Totally agree with this. Perception is everything. I drive a rusted out old Honda Ridgeline from my racing days, to all my deals, but my daily driver is a Benz SL550. If you roll up in a car that is worth more than most people's homes, it's hard to sell them on why you need it so cheaply... they don't understand economy of scale. I'm eyeing an old 1970's Ford F150 to replace the Ridgeline, classy, but old and cheap looking, best of both worlds!
2004 Nissan Titan crew cab 4WD for rental business purposes - 145k miles. 2013 Kia Soul for commuting to W2, 100k miles. Both owned.
The key to keeping old cars is to keep them up. As soon as you start ragging it out, you start convincing yourself you need/want/deserve a new car. I fix virtually everything on my cars, short of minor dents, dings, paint scuffs, etc, and keep them looking as reasonably good as possible, so I postpone those feelings :)

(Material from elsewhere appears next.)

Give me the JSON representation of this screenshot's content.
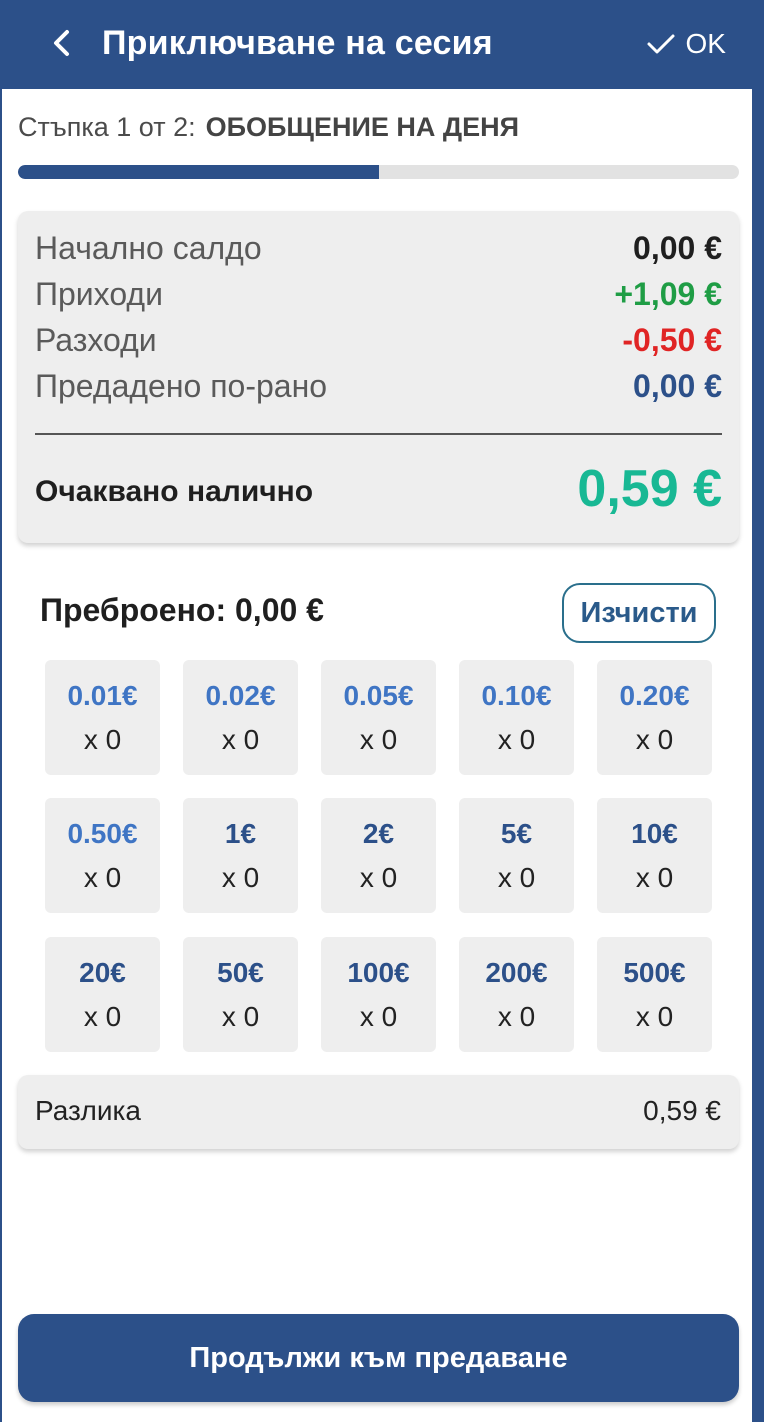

Forget about a car, you could purchase an imaginary yacht to visit your imaginary properties in Baltimore.
... sorry, inside joke ...
I would say an older can you can pay cash for... Definitely, Fuel Efficient as well so Toyota or Honda.
I had a corolla and now a CRV, hope it can last forever!
2010 dodge caravan with stow and go seating, purchased last year. I have owned them for 20 years and generally pay under 10K to buy a good used one that will last 7-8 years. Best all round vehicle for the self managing property investor.
04 Honda Civic...190,000+ miles on the odometer.
She drives a 09 VW Rabbit.
Bought the car when I was 20 years old with 17,000 miles. I just can't bring myself to replace it. It's always been a temptation at the back of my head to go buy an Audi or something. But investing is my priority, not impressing people I don't even know.